First Man

I’ve spent many hours and more than a few cans of La Croix trying to understand First Man, and I remain befuddled. Whiplash, another film by director Damien Chazelle, was a masterpiece of framing, lighting, sound, and motion. La La Land was a spectacle that more than made up for in ambition what it lost in subtlety. And then we have Chazelle’s latest feature, written by Josh Singer, YC ’94, which, like a burrito from Taco Bell, fails to impress.

The movie portrays an abbreviated version of Neil Armstrong’s transition from test pilot to astronaut, his entry into the Apollo Program, and finally his climactic landing on the moon in 1969 with the Apollo 11 mission. It sheds light on his emotional struggles around the death of his daughter, and the toll his frequent brushes with danger take on his family.

The premise of the movie might have doomed it from the beginning. One thing the movie — which is based on James R. Hansen’s eponymous biography of Neil Armstrong — makes painfully clear is that Armstrong himself is the least interesting thing about the Apollo Program. Ryan Gosling’s performance as Armstrong, which is understated to the point of absurdity, does nothing to make him more likeable. Yes, Armstrong is supposed to be depicted as a quiet, yet soulful man with hidden depths, but those depths are very well hidden indeed; the inane repetition of the motif of Gosling staring wistfully at the moon erases not only any veneer of true nuance but also the audience’s desire to understand the personality within the man. Claire Foy’s performance as Armstrong’s wife, Janet, brings a little energy into the frequent scenes of domesticity chez Armstrong, but her irrepressible passion only underscores Gosling’s passivity at every moment they interact. Frankly, watching them talk at home, I found myself much more interested in her than in him, which in an Armstrong biopic might be a problem.

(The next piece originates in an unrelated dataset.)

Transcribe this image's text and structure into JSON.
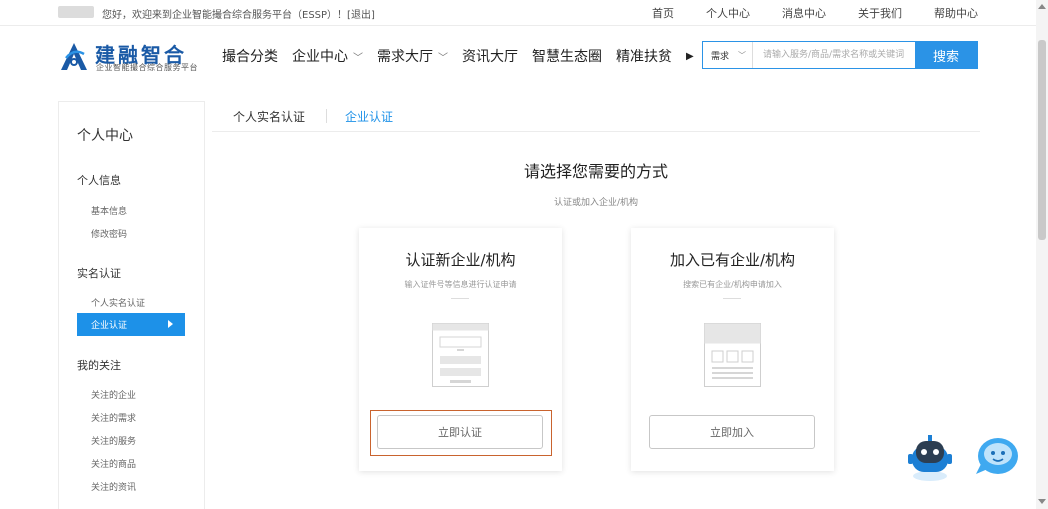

Aside from some truly interesting sequences — for example, the opening, which is set in Armstrong’s cockpit on a dangerous test flight — the movie is disappointingly predictable. Chazelle’s framing isn’t bad, but the shots he chooses to return to in nearly every scene in the movie — the shaky movement, the conversations, the wistful staring — are uninspiring. Shots of people framed against windows with rain pattering against them were interesting when Kurosawa first did them in the 1950s, but, by now they’ve risen to the level of cliche. If the movie were catastrophically terrible — if it showed the signs of a vision that failed to execute, like an unwieldy structure or an excessive visual style — that at least would have implied that a singular, unique vision existed, even if it failed to translate to the screen. First Man lacks that sort of ambition. It’s bland. And from a director who built his reputation on unpredictability — whose first two major features are as different from Hollywood standards as they are from each other — that mediocrity is heartbreaking.

Richard Brody, in the New Yorker, has called First Man a “Right-Wing Fetish Object,” claiming that, in its obsession with the valor of the Space Race, it takes a “regressive emotional perspective” that glorifies white men and their achievements. This may be true, but I don’t believe that the movie takes sides as strongly as Brody suggests; the film simply lacks the ambition to be a true ideological work. Depressingly enough, its dullness is its salvation.

Much like a Tide Pod lunch, First Man looks much better than it tastes and feels. I’ve been increasingly worried about the Hollywood obsession with biopics, docudramas, remakes, and sequels, and with Damien Chazelle joining the bandwagon, my hopes of a recovery of the spec market sink even lower than the Maldives. What does it take for someone to make an original idea? Why are people funding unoriginal ideas? Where did all my Tide Pods go? Among all these questions without answers, one thing is clear: First Man is the herald of a Dark Age of Hollywood filmmaking, and it is dreadful in my sight. Fallen, fallen is Babylon.

Seriously, I hear Scandi-noir is taking off. They have good healthcare in Norway, right?


First Man was originally published in The Yale Herald on Medium, where people are continuing the conversation by highlighting and responding to this story.

***

Note from Journals.Today : This content has been auto-generated from a syndicated feed.